There is, of course, a difference between a descriptive or prescriptive take on planning, and also between infrastructure as critique within and outside the system. Because planning has this speculative dimension in both of these forms, it can challenge the status quo of a given society, even if it’s embroiled in all the dirty mechanisms as well. The best example of this is the crypto world: despite its absolutely capitalist way of planning, it radically challenges the neoliberal consensus and produces an opening in its stead. Jaya Klara Brekke formulated this predicament in a very clear and insightful manner: “This suggests that even the metallist monetary ideas that Golumbia traces to anti-central bank right wing ideology (2016), is to some extent motivated by an ambition to resolve political economic questions through infrastructure … Rather than an entrenched affiliation to neoliberal economics, the economies and economics of Bitcoin, blockchain, DLT and cryptoeconomics are better understood as efforts towards engineering particular kinds of network behaviours, and achieving specific information security properties.”[4]

We could therefore say that planning is, in its essence, post-critical. To quote Weyl: “The key point is that if you want to undermine a system, the most powerful way to do it is using its own internal logic.” To criticize a system in a way that, through accelerating its underlying foundations, leads to a logically consistent conclusions that subvert the existing model from within. In this sense, each system has its own Black Hole image that acts traumatically and a Copernicus that looks at the stars. And it’s safe to say that something similar is happening in the post-covid-19 world, where the sedatives from the capitalist realism era are slowly wearing off and the new paradigmatic shift in knowledge production is taking place. As Reza Negarestani said, “consciousness is hard work” and maybe, just maybe, this unexpected pandemic hit will prepare us for the truly distributed problems and challenges we will face as a society when hyperobjects start to bomb the Earth. But when this happens, we will, thanks to the emphasis on infrastructure as critique, already have our values set differently, optimize for something else, set our parameters more holistically, know the necessity of governance futurism and embrace the need for smart visual culture.

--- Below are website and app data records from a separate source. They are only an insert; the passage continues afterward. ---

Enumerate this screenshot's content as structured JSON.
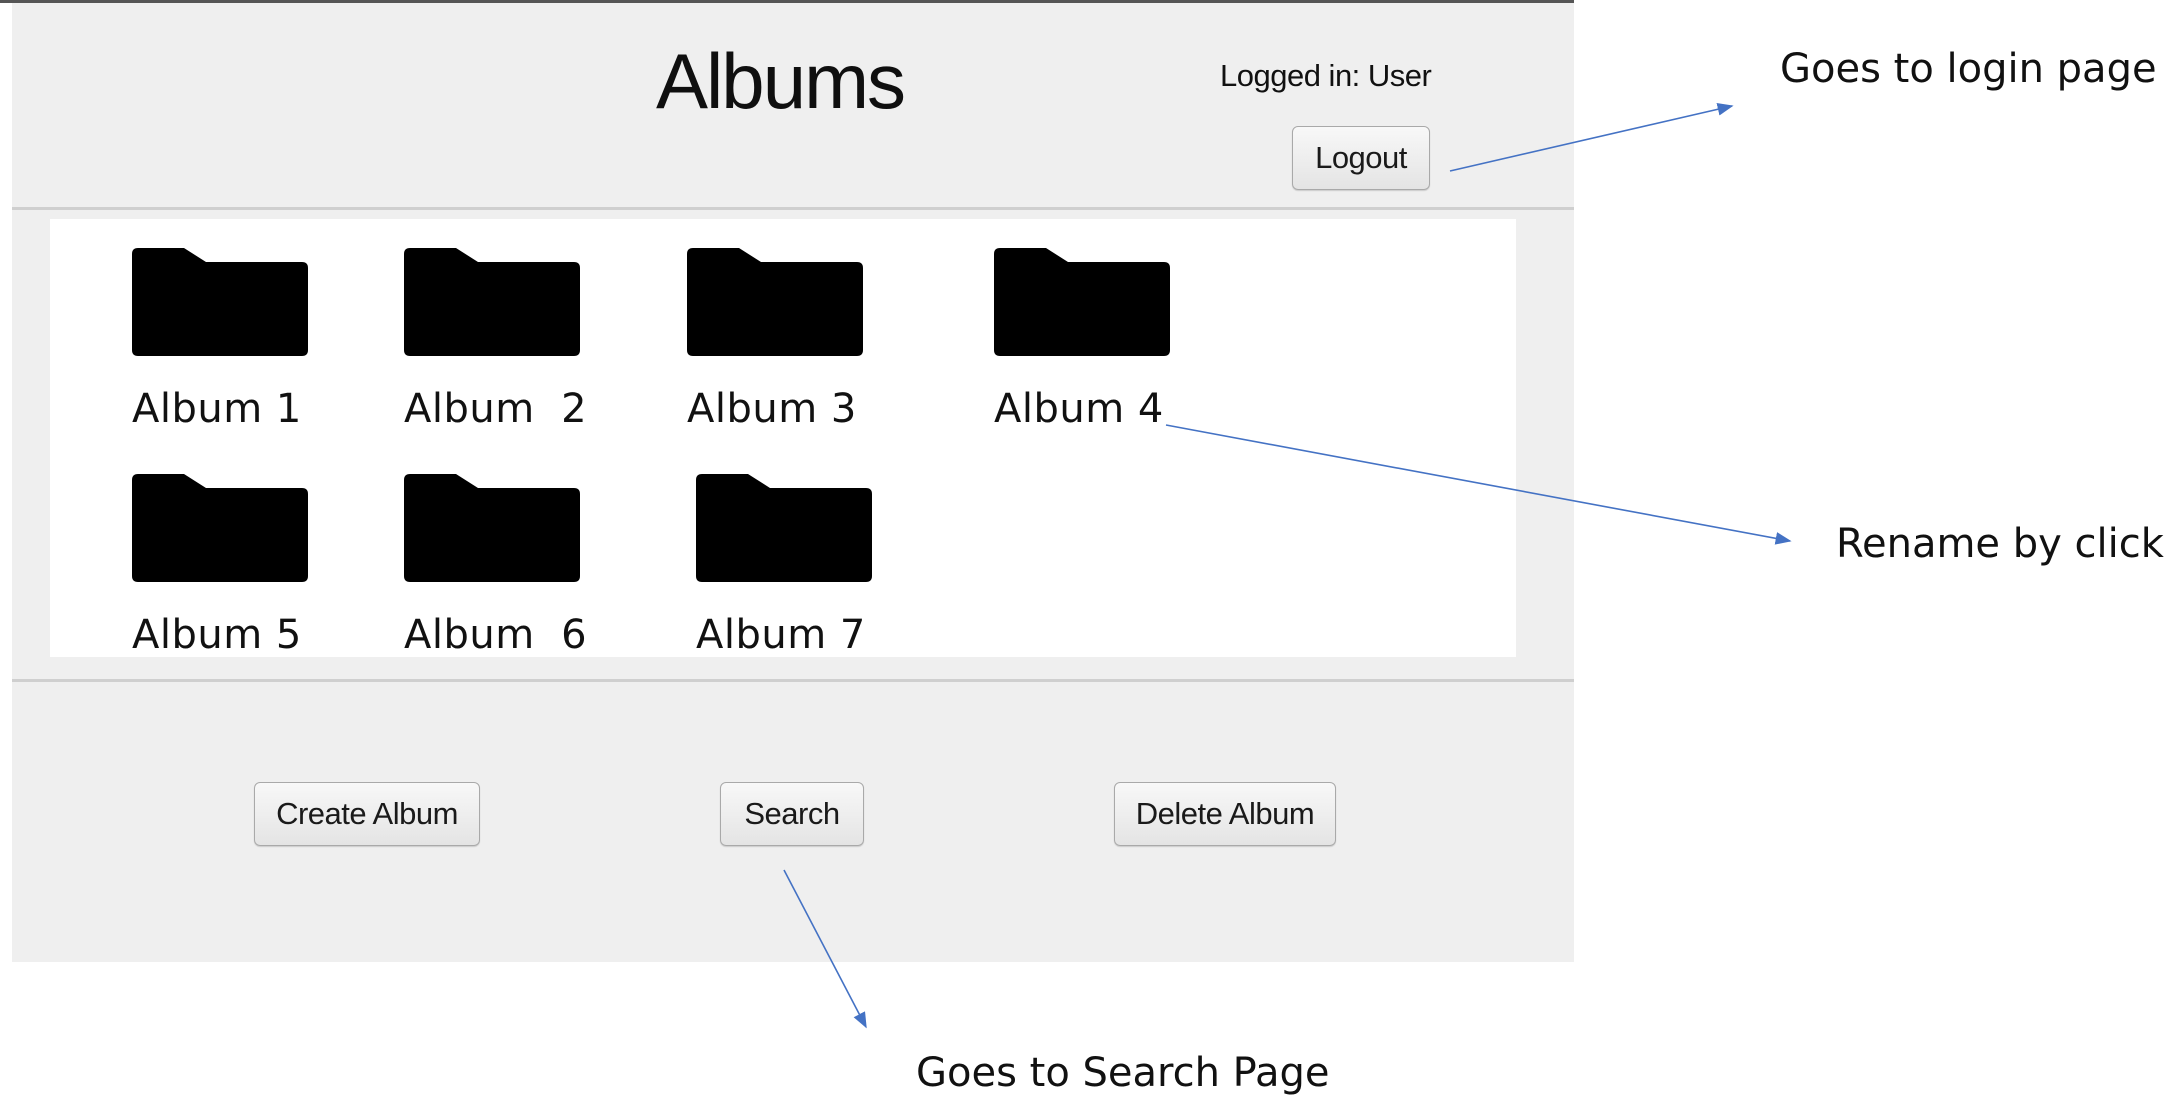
{
  "header": {
    "title": "Albums",
    "logged_in_text": "Logged in: User",
    "logout_label": "Logout"
  },
  "albums": [
    {
      "label": "Album 1",
      "icon": "folder-icon"
    },
    {
      "label": "Album  2",
      "icon": "folder-icon"
    },
    {
      "label": "Album 3",
      "icon": "folder-icon"
    },
    {
      "label": "Album 4",
      "icon": "folder-icon"
    },
    {
      "label": "Album 5",
      "icon": "folder-icon"
    },
    {
      "label": "Album  6",
      "icon": "folder-icon"
    },
    {
      "label": "Album 7",
      "icon": "folder-icon"
    }
  ],
  "footer": {
    "create_label": "Create Album",
    "search_label": "Search",
    "delete_label": "Delete Album"
  },
  "annotations": {
    "logout": "Goes to login page",
    "rename": "Rename by click",
    "search": "Goes to Search Page"
  },
  "colors": {
    "window_bg": "#efefef",
    "panel_bg": "#ffffff",
    "arrow": "#4472c4"
  }
}
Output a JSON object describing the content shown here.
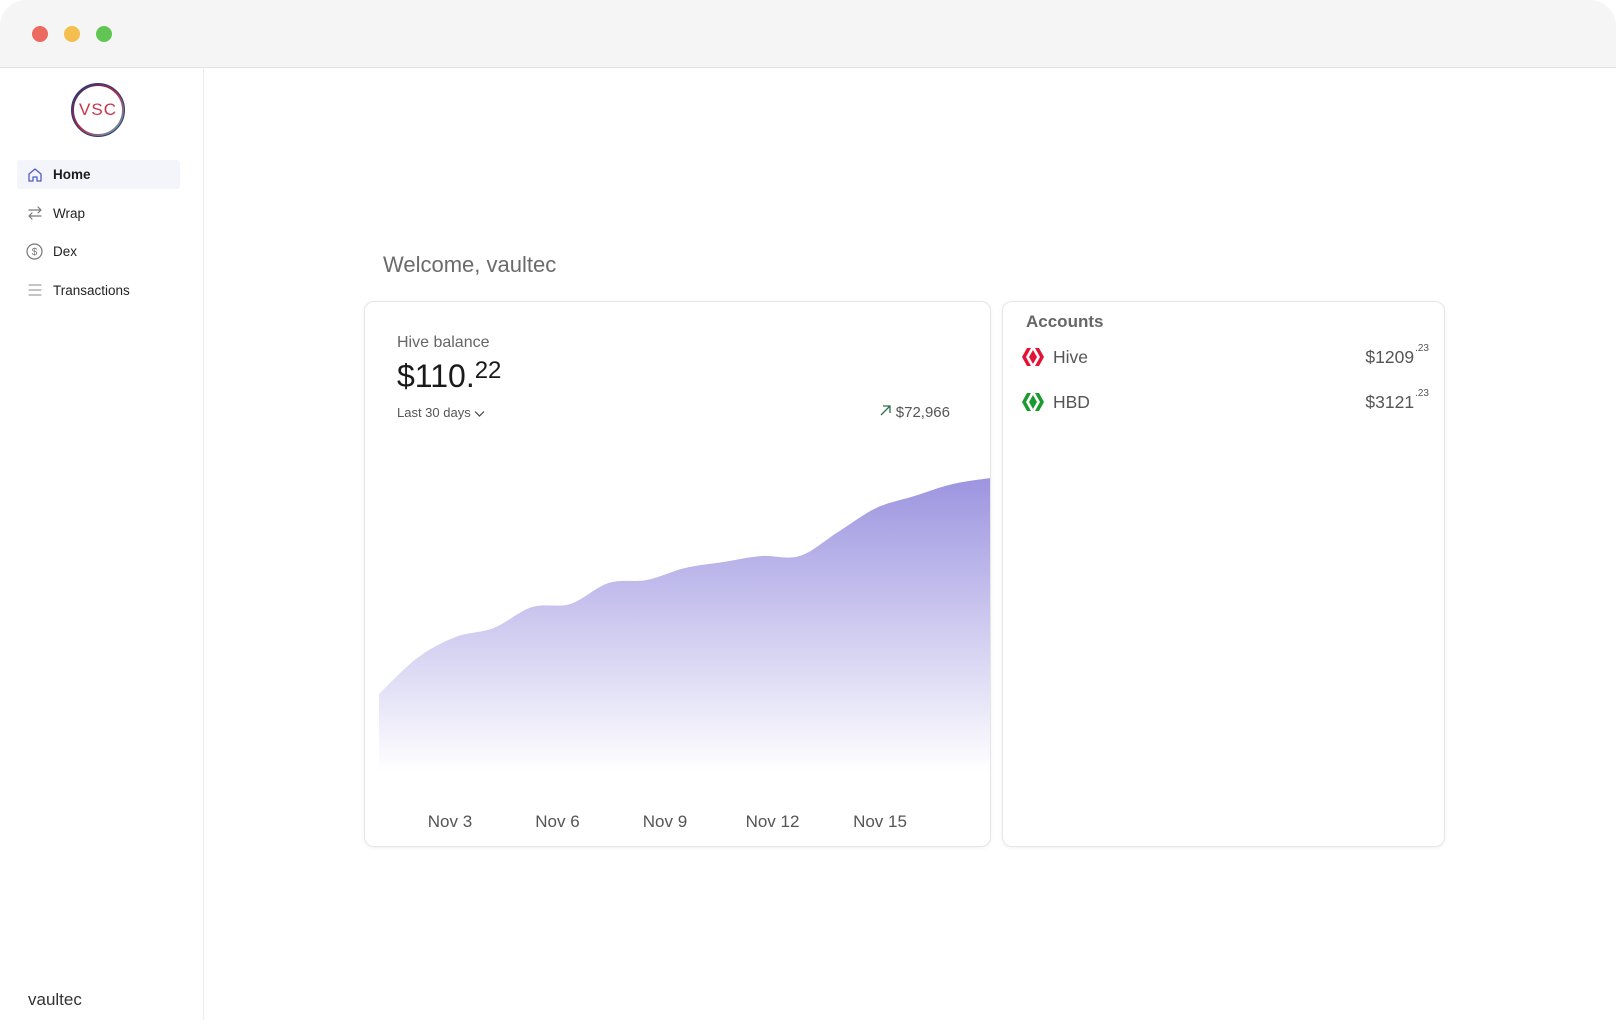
{
  "window": {
    "controls": [
      "close",
      "minimize",
      "zoom"
    ]
  },
  "sidebar": {
    "logo_text": "VSC",
    "items": [
      {
        "label": "Home",
        "icon": "home-icon",
        "active": true
      },
      {
        "label": "Wrap",
        "icon": "swap-arrows-icon",
        "active": false
      },
      {
        "label": "Dex",
        "icon": "dollar-coin-icon",
        "active": false
      },
      {
        "label": "Transactions",
        "icon": "list-icon",
        "active": false
      }
    ],
    "user": "vaultec"
  },
  "main": {
    "welcome": "Welcome, vaultec"
  },
  "balance": {
    "label": "Hive balance",
    "amount_main": "$110.",
    "amount_cents": "22",
    "period": "Last 30 days",
    "change": "$72,966",
    "accent": "#8b82dc"
  },
  "chart_data": {
    "type": "area",
    "x_labels": [
      "Nov 3",
      "Nov 6",
      "Nov 9",
      "Nov 12",
      "Nov 15"
    ],
    "x": [
      0,
      1,
      2,
      3,
      4,
      5,
      6,
      7,
      8,
      9,
      10,
      11,
      12,
      13,
      14,
      15,
      16
    ],
    "values": [
      26,
      38,
      45,
      48,
      55,
      56,
      63,
      64,
      68,
      70,
      72,
      72,
      80,
      88,
      92,
      96,
      98
    ],
    "ylim": [
      0,
      100
    ],
    "grid": false,
    "fill": "#9c95e0"
  },
  "accounts": {
    "title": "Accounts",
    "items": [
      {
        "name": "Hive",
        "value_main": "$1209",
        "value_cents": ".23",
        "icon": "hive-red-icon",
        "color": "#e31337"
      },
      {
        "name": "HBD",
        "value_main": "$3121",
        "value_cents": ".23",
        "icon": "hbd-green-icon",
        "color": "#1a9a2f"
      }
    ]
  }
}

This editorial is published in Šum#15: Infrastructure as Critique.

[1] See: https://www.instagram.com/p/B8ZalfkFbx_/.

[2] Verso, 2016, p. 46.

[3] “The Political Philosophy Of RadicalxChange”, RadicalxChange, 19/12/2019, https://blog.radicalxchange.org/blog/posts/2019-12-30-gqx4th/.

[4] “Hacker-engineers and Their Economies: The Political Economy of Decentralised Networks and ‘Cryptoeconomics’”, in: New Political Economy, 12/8/2020, https://www.tandfonline.com/doi/10.1080/13563467.2020.1806223.